Embryogenesis is a spatio-temporal multicellular evolutional process involved with intracellular biochemical activities and intercellular biophysical interactions. Reproducible and precise multicellular structures contribute to robustness of embryonic development by cell-cell communication, morphogenesis and other significant biological events. Using Caenorhabditis elegans as animal model, recently several researches established mechanical models to reconstruct the multicellular structures of this developmental system, in which cells interact via repulsive or attractive potentials inside an ellipsoidal eggshell. However, those models ignored some practical details and lack of test in depth. In this paper, we improved an in silico modeling framework based on previous models by revising formulae of interactive force and applying in vivo experimental information of eggshell shape, cell volume, cell position and cell-cell connection relationship. Cell pairs with and without empirically repeated connection were regarded to have different types of attractive force, which could help stabilize cells into their experimentally observed locations accompanied by correct neighbour relationships. Both previous models and our revised ones were tested, verified and compared to each other. Our modeling framework not only reproduces the multicellular structure patterns in an artificially compressed embryo with ∼50 cells, but also exhibits a potential to uncover active adjustments and controls on cell positioning.

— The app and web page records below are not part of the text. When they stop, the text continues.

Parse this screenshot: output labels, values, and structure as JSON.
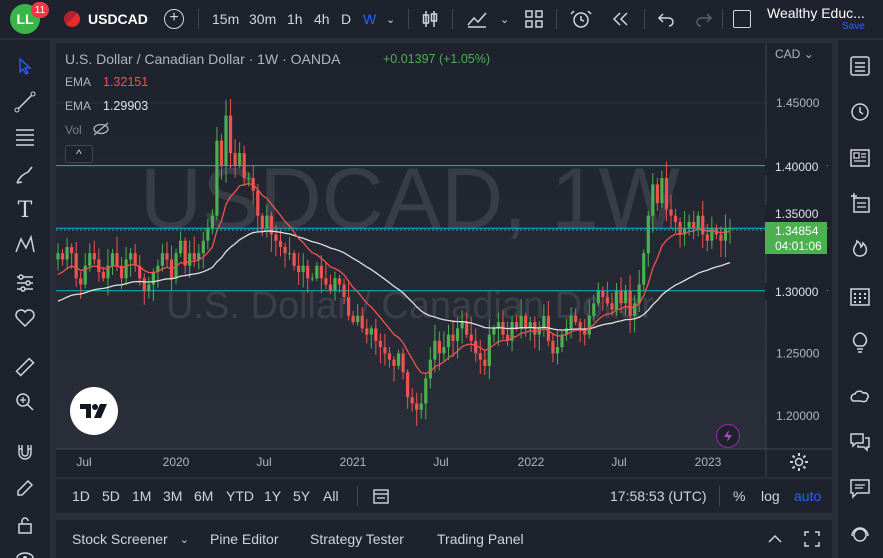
{
  "header": {
    "logo_text": "LL",
    "notification_count": "11",
    "symbol": "USDCAD",
    "timeframes": [
      "15m",
      "30m",
      "1h",
      "4h",
      "D",
      "W"
    ],
    "active_timeframe": "W",
    "layout_name": "Wealthy Educ...",
    "save_label": "Save"
  },
  "legend": {
    "title": "U.S. Dollar / Canadian Dollar · 1W · OANDA",
    "change": "+0.01397 (+1.05%)",
    "ema1_label": "EMA",
    "ema1_value": "1.32151",
    "ema2_label": "EMA",
    "ema2_value": "1.29903",
    "vol_label": "Vol",
    "collapse": "^"
  },
  "watermark": {
    "symbol": "USDCAD, 1W",
    "name": "U.S. Dollar / Canadian Dollar"
  },
  "price_axis": {
    "currency": "CAD",
    "ticks": [
      "1.45000",
      "1.40000",
      "1.35000",
      "1.30000",
      "1.25000",
      "1.20000"
    ],
    "current_price": "1.34854",
    "countdown": "04:01:06"
  },
  "time_axis": {
    "ticks": [
      "Jul",
      "2020",
      "Jul",
      "2021",
      "Jul",
      "2022",
      "Jul",
      "2023"
    ]
  },
  "bottom_bar": {
    "ranges": [
      "1D",
      "5D",
      "1M",
      "3M",
      "6M",
      "YTD",
      "1Y",
      "5Y",
      "All"
    ],
    "clock": "17:58:53 (UTC)",
    "percent": "%",
    "log": "log",
    "auto": "auto"
  },
  "panel_tabs": [
    "Stock Screener",
    "Pine Editor",
    "Strategy Tester",
    "Trading Panel"
  ],
  "colors": {
    "up": "#26a69a",
    "up_candle": "#4caf50",
    "down": "#ef5350",
    "ema_fast": "#ef5350",
    "ema_slow": "#e0e0e0",
    "hline": "#00bcd4",
    "accent": "#2962ff"
  },
  "chart_data": {
    "type": "candlestick",
    "symbol": "USDCAD",
    "interval": "1W",
    "horizontal_lines": [
      1.4,
      1.35,
      1.3
    ],
    "ylim": [
      1.18,
      1.48
    ],
    "closes": [
      1.33,
      1.325,
      1.335,
      1.33,
      1.31,
      1.305,
      1.32,
      1.33,
      1.325,
      1.315,
      1.31,
      1.32,
      1.33,
      1.32,
      1.31,
      1.325,
      1.33,
      1.32,
      1.31,
      1.3,
      1.305,
      1.315,
      1.32,
      1.33,
      1.325,
      1.31,
      1.33,
      1.34,
      1.32,
      1.33,
      1.325,
      1.33,
      1.34,
      1.35,
      1.36,
      1.42,
      1.4,
      1.44,
      1.41,
      1.4,
      1.41,
      1.39,
      1.39,
      1.38,
      1.36,
      1.35,
      1.36,
      1.345,
      1.34,
      1.335,
      1.33,
      1.33,
      1.32,
      1.315,
      1.32,
      1.31,
      1.31,
      1.32,
      1.31,
      1.305,
      1.3,
      1.31,
      1.305,
      1.295,
      1.28,
      1.275,
      1.28,
      1.27,
      1.265,
      1.27,
      1.26,
      1.255,
      1.25,
      1.245,
      1.24,
      1.25,
      1.235,
      1.215,
      1.21,
      1.205,
      1.21,
      1.23,
      1.245,
      1.26,
      1.25,
      1.255,
      1.265,
      1.26,
      1.27,
      1.275,
      1.265,
      1.26,
      1.25,
      1.245,
      1.24,
      1.265,
      1.27,
      1.275,
      1.265,
      1.26,
      1.275,
      1.27,
      1.28,
      1.27,
      1.275,
      1.265,
      1.27,
      1.28,
      1.26,
      1.25,
      1.255,
      1.265,
      1.27,
      1.28,
      1.275,
      1.27,
      1.265,
      1.28,
      1.29,
      1.3,
      1.295,
      1.29,
      1.285,
      1.3,
      1.29,
      1.3,
      1.28,
      1.29,
      1.305,
      1.33,
      1.36,
      1.385,
      1.37,
      1.39,
      1.365,
      1.36,
      1.355,
      1.345,
      1.35,
      1.355,
      1.35,
      1.36,
      1.345,
      1.34,
      1.35,
      1.345,
      1.34,
      1.35,
      1.35
    ]
  }
}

|Number of pages||13|
|Journal||Journal of Physics: Conference Series|
|Publication status||Published - 18 Sept 2020|
|Event||3rd International Conference on Physics, Mathematics and Statistics, ICPMS 2020 - Kunming, China|

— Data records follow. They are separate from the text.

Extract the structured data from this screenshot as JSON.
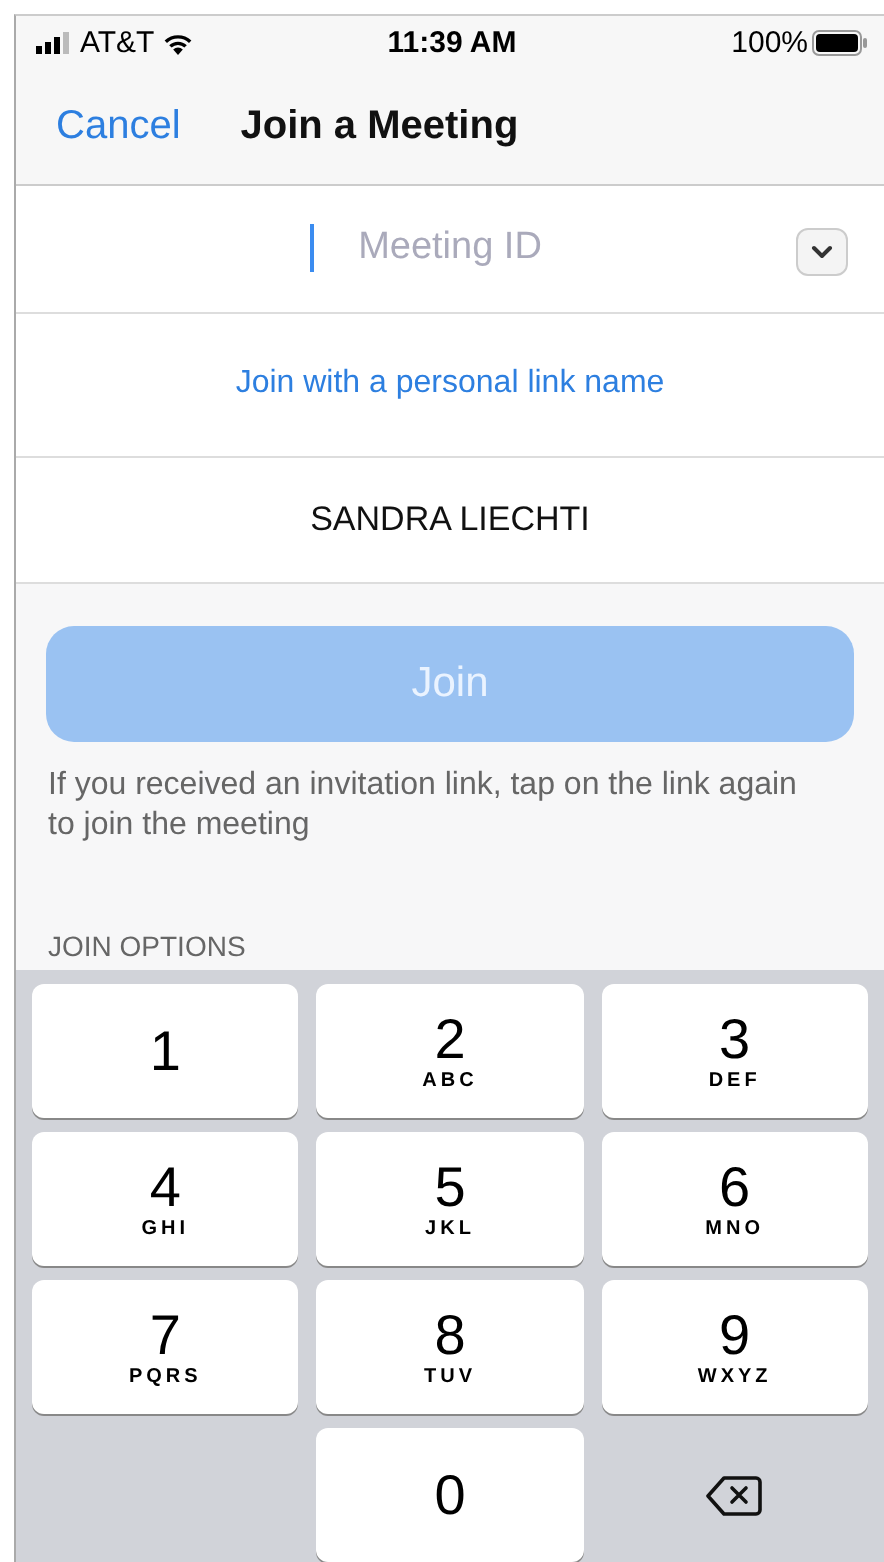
{
  "status_bar": {
    "carrier": "AT&T",
    "time": "11:39 AM",
    "battery": "100%"
  },
  "nav": {
    "cancel": "Cancel",
    "title": "Join a Meeting"
  },
  "meeting_id": {
    "placeholder": "Meeting ID"
  },
  "personal_link": "Join with a personal link name",
  "name_field": {
    "value": "SANDRA LIECHTI"
  },
  "join_button": {
    "label": "Join",
    "disabled": true
  },
  "hint": "If you received an invitation link, tap on the link again to join the meeting",
  "section_header": "JOIN OPTIONS",
  "keypad": [
    {
      "kind": "digit",
      "digit": "1"
    },
    {
      "kind": "digit",
      "digit": "2",
      "letters": "ABC"
    },
    {
      "kind": "digit",
      "digit": "3",
      "letters": "DEF"
    },
    {
      "kind": "digit",
      "digit": "4",
      "letters": "GHI"
    },
    {
      "kind": "digit",
      "digit": "5",
      "letters": "JKL"
    },
    {
      "kind": "digit",
      "digit": "6",
      "letters": "MNO"
    },
    {
      "kind": "digit",
      "digit": "7",
      "letters": "PQRS"
    },
    {
      "kind": "digit",
      "digit": "8",
      "letters": "TUV"
    },
    {
      "kind": "digit",
      "digit": "9",
      "letters": "WXYZ"
    },
    {
      "kind": "blank"
    },
    {
      "kind": "digit",
      "digit": "0"
    },
    {
      "kind": "delete"
    }
  ]
}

Duration: 20 May 2020 → 22 May 2020
Scopus Subject Areas
- Physics and Astronomy(all)